[Web page and app entries]
- Opening Delimiter -
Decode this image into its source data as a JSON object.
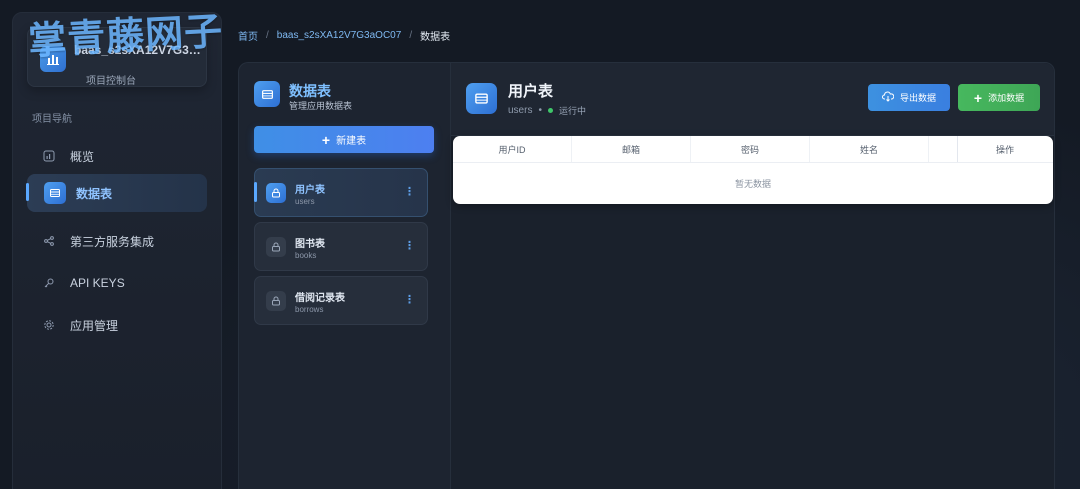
{
  "watermark": "掌青藤网子",
  "project": {
    "name": "baas_s2sXA12V7G3aOC07",
    "subtitle": "项目控制台"
  },
  "nav": {
    "section": "项目导航",
    "items": [
      {
        "label": "概览",
        "icon": "bar-chart-icon"
      },
      {
        "label": "数据表",
        "icon": "table-icon"
      },
      {
        "label": "第三方服务集成",
        "icon": "share-icon"
      },
      {
        "label": "API KEYS",
        "icon": "key-icon"
      },
      {
        "label": "应用管理",
        "icon": "gear-icon"
      }
    ],
    "active_index": 1
  },
  "breadcrumb": {
    "home": "首页",
    "project": "baas_s2sXA12V7G3aOC07",
    "current": "数据表",
    "sep": "/"
  },
  "tables_panel": {
    "title": "数据表",
    "subtitle": "管理应用数据表",
    "new_button": "新建表",
    "items": [
      {
        "name": "用户表",
        "key": "users"
      },
      {
        "name": "图书表",
        "key": "books"
      },
      {
        "name": "借阅记录表",
        "key": "borrows"
      }
    ],
    "active_index": 0
  },
  "detail": {
    "title": "用户表",
    "key": "users",
    "separator": "•",
    "status": "运行中",
    "export_button": "导出数据",
    "add_button": "添加数据",
    "columns": [
      "用户ID",
      "邮箱",
      "密码",
      "姓名",
      "",
      "操作"
    ],
    "empty_text": "暂无数据"
  },
  "colors": {
    "accent": "#4f9ff0",
    "success": "#47b85e",
    "status_running": "#3fc76a"
  }
}
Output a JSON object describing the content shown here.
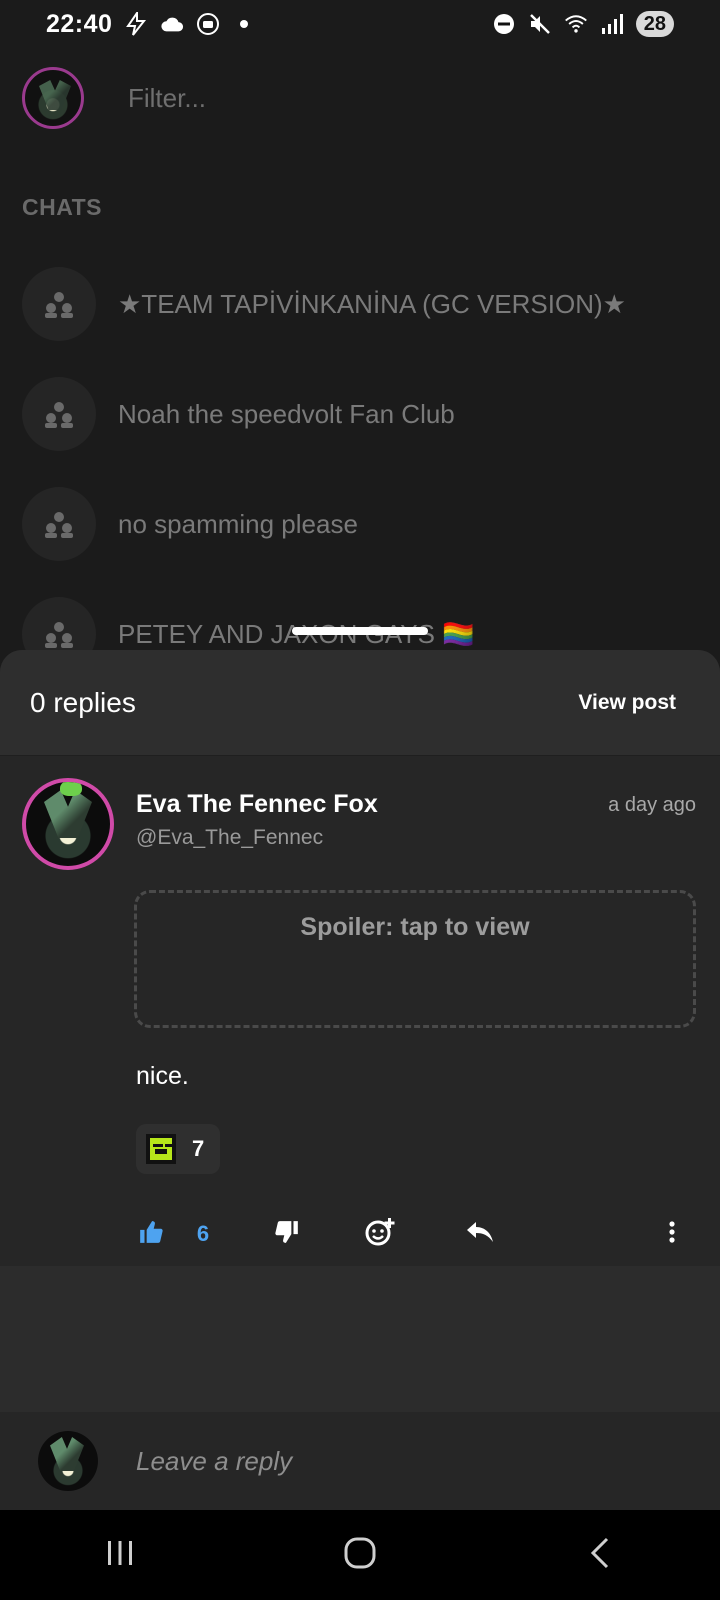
{
  "status_bar": {
    "time": "22:40",
    "battery": "28",
    "left_icons": [
      "bolt-icon",
      "cloud-icon",
      "vpn-icon",
      "dot-icon"
    ],
    "right_icons": [
      "dnd-icon",
      "mute-icon",
      "wifi-icon",
      "signal-icon"
    ]
  },
  "background_list": {
    "filter_placeholder": "Filter...",
    "section_label": "CHATS",
    "chats": [
      {
        "name": "★TEAM TAPİVİNKANİNA (GC VERSION)★"
      },
      {
        "name": "Noah the speedvolt Fan Club"
      },
      {
        "name": "no spamming please"
      },
      {
        "name": "PETEY AND JAXON GAYS 🏳️‍🌈"
      }
    ]
  },
  "sheet": {
    "replies_label": "0 replies",
    "view_post_label": "View post"
  },
  "comment": {
    "author_name": "Eva The Fennec Fox",
    "author_handle": "@Eva_The_Fennec",
    "timestamp": "a day ago",
    "spoiler_label": "Spoiler: tap to view",
    "text": "nice.",
    "reaction": {
      "emoji": "pixel-face-icon",
      "count": "7"
    },
    "like_count": "6"
  },
  "reply_bar": {
    "placeholder": "Leave a reply"
  },
  "colors": {
    "accent_blue": "#4ea3f0",
    "avatar_ring": "#d04aa8",
    "reaction_green": "#b6e61a"
  }
}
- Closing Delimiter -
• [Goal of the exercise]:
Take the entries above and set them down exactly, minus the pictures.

• [Output]:
Decode this image into its source data as a JSON object.
{
  "watermark": "掌青藤网子",
  "project": {
    "name": "baas_s2sXA12V7G3aOC07",
    "subtitle": "项目控制台"
  },
  "nav": {
    "section": "项目导航",
    "items": [
      {
        "label": "概览",
        "icon": "bar-chart-icon"
      },
      {
        "label": "数据表",
        "icon": "table-icon"
      },
      {
        "label": "第三方服务集成",
        "icon": "share-icon"
      },
      {
        "label": "API KEYS",
        "icon": "key-icon"
      },
      {
        "label": "应用管理",
        "icon": "gear-icon"
      }
    ],
    "active_index": 1
  },
  "breadcrumb": {
    "home": "首页",
    "project": "baas_s2sXA12V7G3aOC07",
    "current": "数据表",
    "sep": "/"
  },
  "tables_panel": {
    "title": "数据表",
    "subtitle": "管理应用数据表",
    "new_button": "新建表",
    "items": [
      {
        "name": "用户表",
        "key": "users"
      },
      {
        "name": "图书表",
        "key": "books"
      },
      {
        "name": "借阅记录表",
        "key": "borrows"
      }
    ],
    "active_index": 0
  },
  "detail": {
    "title": "用户表",
    "key": "users",
    "separator": "•",
    "status": "运行中",
    "export_button": "导出数据",
    "add_button": "添加数据",
    "columns": [
      "用户ID",
      "邮箱",
      "密码",
      "姓名",
      "",
      "操作"
    ],
    "empty_text": "暂无数据"
  },
  "colors": {
    "accent": "#4f9ff0",
    "success": "#47b85e",
    "status_running": "#3fc76a"
  }
}
Output a JSON object describing the content shown here.
{
  "status_bar": {
    "time": "22:40",
    "battery": "28",
    "left_icons": [
      "bolt-icon",
      "cloud-icon",
      "vpn-icon",
      "dot-icon"
    ],
    "right_icons": [
      "dnd-icon",
      "mute-icon",
      "wifi-icon",
      "signal-icon"
    ]
  },
  "background_list": {
    "filter_placeholder": "Filter...",
    "section_label": "CHATS",
    "chats": [
      {
        "name": "★TEAM TAPİVİNKANİNA (GC VERSION)★"
      },
      {
        "name": "Noah the speedvolt Fan Club"
      },
      {
        "name": "no spamming please"
      },
      {
        "name": "PETEY AND JAXON GAYS 🏳️‍🌈"
      }
    ]
  },
  "sheet": {
    "replies_label": "0 replies",
    "view_post_label": "View post"
  },
  "comment": {
    "author_name": "Eva The Fennec Fox",
    "author_handle": "@Eva_The_Fennec",
    "timestamp": "a day ago",
    "spoiler_label": "Spoiler: tap to view",
    "text": "nice.",
    "reaction": {
      "emoji": "pixel-face-icon",
      "count": "7"
    },
    "like_count": "6"
  },
  "reply_bar": {
    "placeholder": "Leave a reply"
  },
  "colors": {
    "accent_blue": "#4ea3f0",
    "avatar_ring": "#d04aa8",
    "reaction_green": "#b6e61a"
  }
}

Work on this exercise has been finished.